Remnants of the military fort founded by the Spanish in 1752 have been uncovered by University of Arizona archaeologists and preserved by Arizona State Parks. An underground display features portions of the original foundation, walls, and plaza floor of the Presidio (fort) de San Ignacio de Tubac. Spanish soldiers established the fort to control the local Pima and Apache Indians and serve as a base for further exploration of the Southwest. Also featured are a picnic area, an 1885 schoolhouse, and a visitor center with historic exhibits tracing Tubac's precarious past from the days of Apache raids through its 1860 status as Arizona's largest frontier town. It is located 45 miles south of Tucson off Interstate 19 near the community of Tubac. For information call: (520)398-2252

Yuma Territorial Prison State Historic Park
Yuma Territorial Prison is living proof that there really was a wild West. More than 3,000 culprits, convicted of crimes ranging from polygamy to murder, lived in rock and adobe cells during the prison's 33 year life. Still standing are the cells, main gate, and guard tower that give visitors a glimpse of convict life a century ago. A fascinating museum details that prison's development and tells stories of the desperadoes, including 29 women, who did time there. For visitors' convenience, picnic tables and a ramada are provided. Nearby, Yuma Crossing State Historic Park is one of the Southwest's richest historical sites. Paytans, Native Americans, Spanish explorers, mountain men, gold-seeking emigrants, soldiers, muleskinners, railroad engineers, steamboat captains and shipping magnates met at this single junction over the centuries.

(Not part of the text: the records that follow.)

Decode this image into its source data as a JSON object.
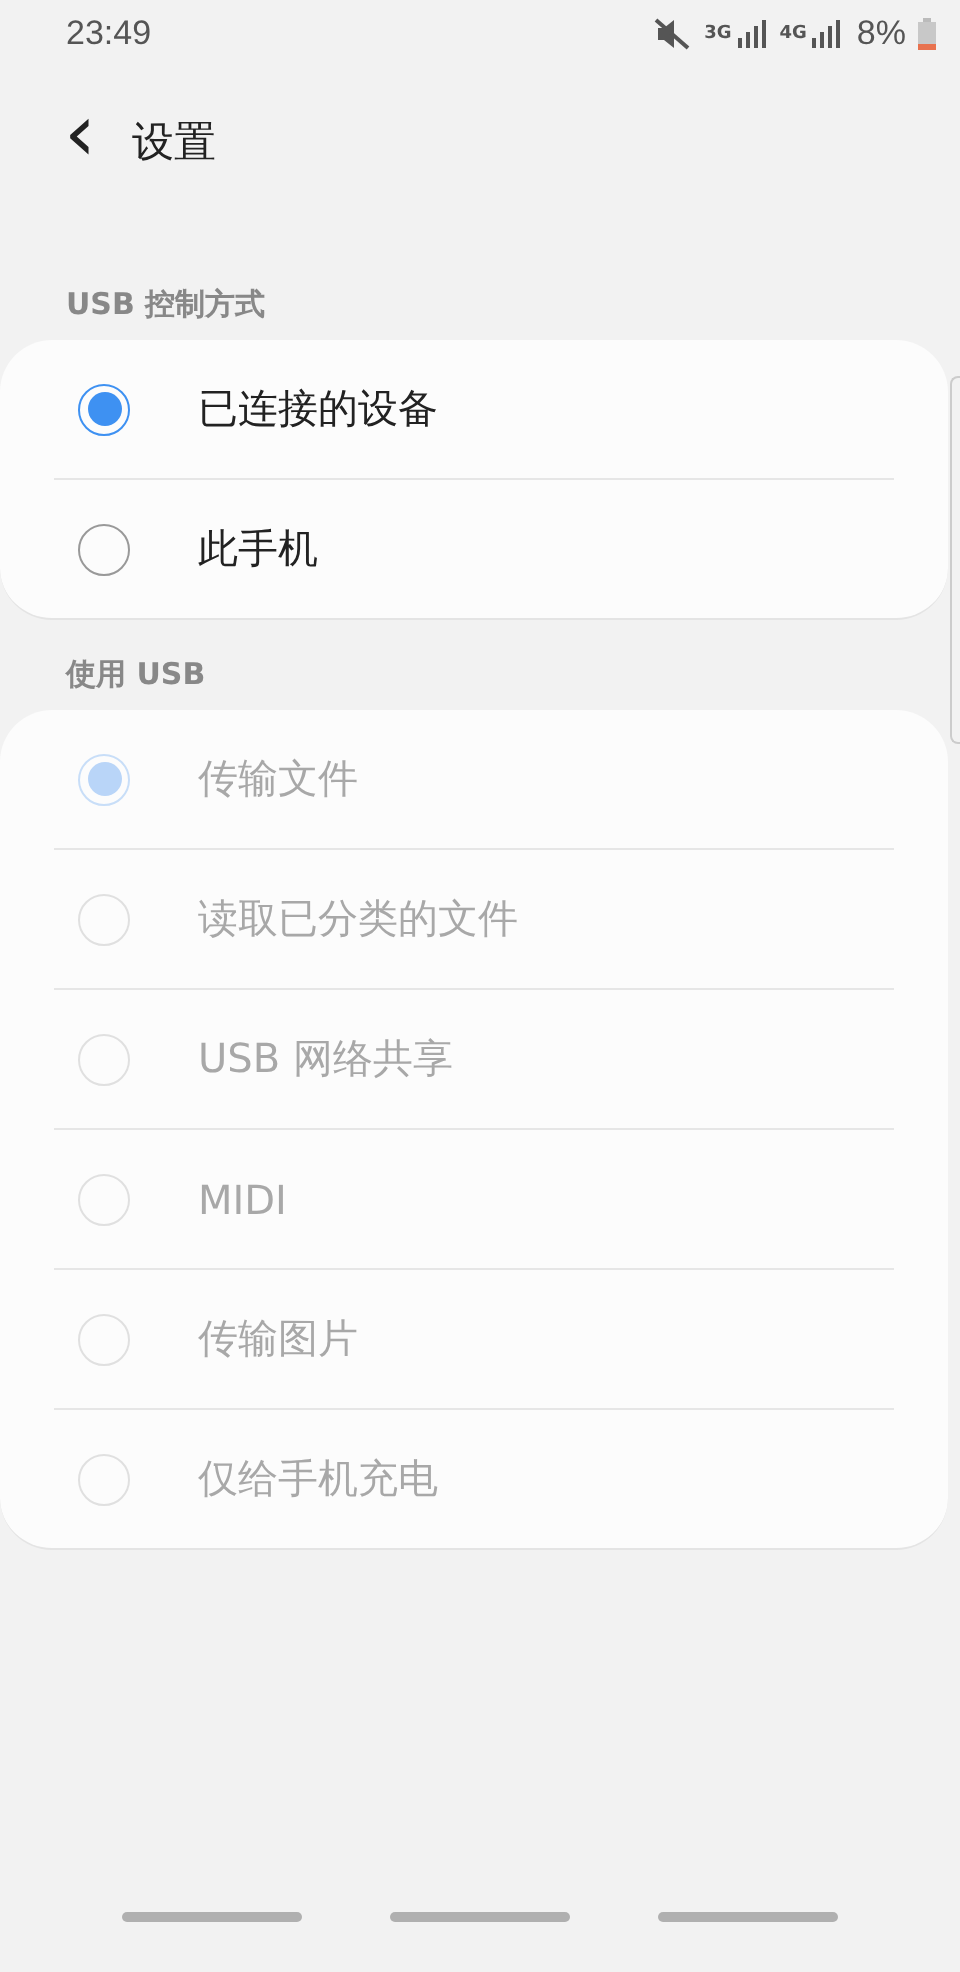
{
  "status_bar": {
    "time": "23:49",
    "network_1": "3G",
    "network_2": "4G",
    "battery": "8%"
  },
  "header": {
    "back": "‹",
    "title": "设置"
  },
  "sections": [
    {
      "title": "USB 控制方式",
      "disabled": false,
      "options": [
        {
          "label": "已连接的设备",
          "selected": true
        },
        {
          "label": "此手机",
          "selected": false
        }
      ]
    },
    {
      "title": "使用 USB",
      "disabled": true,
      "options": [
        {
          "label": "传输文件",
          "selected": true
        },
        {
          "label": "读取已分类的文件",
          "selected": false
        },
        {
          "label": "USB 网络共享",
          "selected": false
        },
        {
          "label": "MIDI",
          "selected": false
        },
        {
          "label": "传输图片",
          "selected": false
        },
        {
          "label": "仅给手机充电",
          "selected": false
        }
      ]
    }
  ]
}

For information call: (520)783-4771

Tourist Attractions

Biosphere 2
Beginning in September 1991, this unusual glass-enclosed, airtight environment was the scene of a two-year experiment in which eight people attempted to live on their own. Basically a giant greenhouse, Biosphere 2 is now mostly a tourist destination. For information call: (520)896-6400

Grand Canyon
A mile deep and 18 miles wide in places, the 277-mile-long Grand Canyon is an awe-inspiring destination for any visitor. Millions choose the South Rim as the vantage point for exploring this natural wonder. For information call: (520)638-7888

Petrified Forest
Petrified wood can be found in spots around the globe, but nowhere is it in such colorful abundance as in Petrified Forest National Park, just off I-40 in northeast Arizona. Drive through the park, or get a closer look via one of the hiking trails. . For information call: (520)524-6228

The Phoenix Zoo
The Phoenix Zoo is Arizona's largest. Special attractions include the 4-acre African veldt and the Forest of Uco, a rain-forest exhibit with rare spectacled bears. The children?s zoo has numerous baby animals on exhibit and a large petting enclosure. For information call: (602)273-1341

Grand Canyon Railway
This popular railway uses 1920s-vintage coaches to link Williams, Ariz., with the South Rim of the Grand Canyon. Visitors enjoy spectacular scenery during the ride, but they also enjoy the freedom of seeing the canyon without worrying about parking. For information call: (800)THE-TRAIN